The reply should hold every line of the data below, unchanged, and none of the pictures.

[Saved entries]

######

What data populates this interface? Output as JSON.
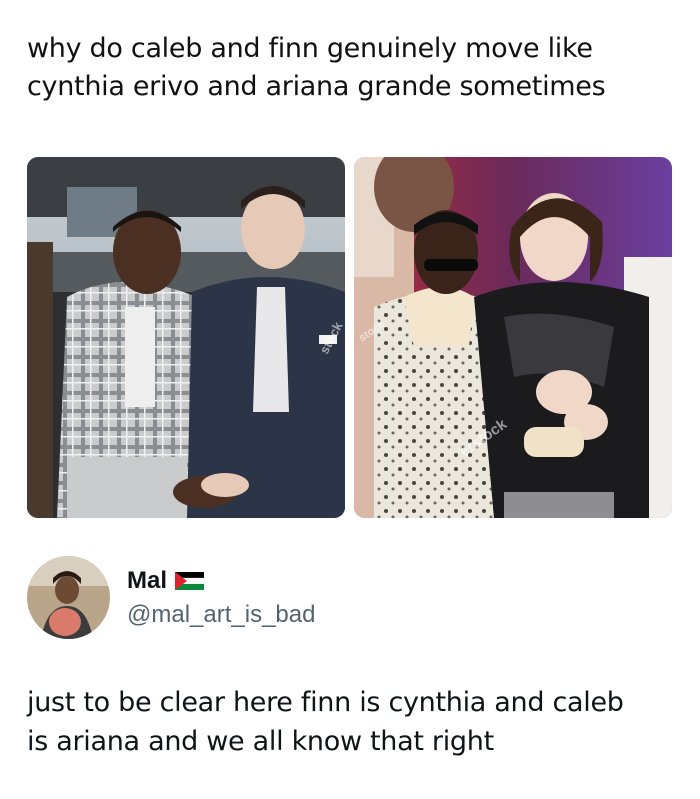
{
  "post": {
    "caption_line1": "why do caleb and finn genuinely move like",
    "caption_line2": "cynthia erivo and ariana grande sometimes",
    "photos": [
      {
        "watermark": "stock"
      },
      {
        "watermark": "erstock",
        "watermark_top": "stock"
      }
    ]
  },
  "reply": {
    "author_name": "Mal",
    "author_handle": "@mal_art_is_bad",
    "flag_icon": "palestine-flag-icon",
    "text_line1": "just to be clear here finn is cynthia and caleb",
    "text_line2": "is ariana and we all know that right"
  },
  "colors": {
    "text": "#0f1419",
    "handle": "#536471",
    "background": "#ffffff"
  }
}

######

Response:
What data populates this interface? Output as JSON.
{
  "post": {
    "caption_line1": "why do caleb and finn genuinely move like",
    "caption_line2": "cynthia erivo and ariana grande sometimes",
    "photos": [
      {
        "watermark": "stock"
      },
      {
        "watermark": "erstock",
        "watermark_top": "stock"
      }
    ]
  },
  "reply": {
    "author_name": "Mal",
    "author_handle": "@mal_art_is_bad",
    "flag_icon": "palestine-flag-icon",
    "text_line1": "just to be clear here finn is cynthia and caleb",
    "text_line2": "is ariana and we all know that right"
  },
  "colors": {
    "text": "#0f1419",
    "handle": "#536471",
    "background": "#ffffff"
  }
}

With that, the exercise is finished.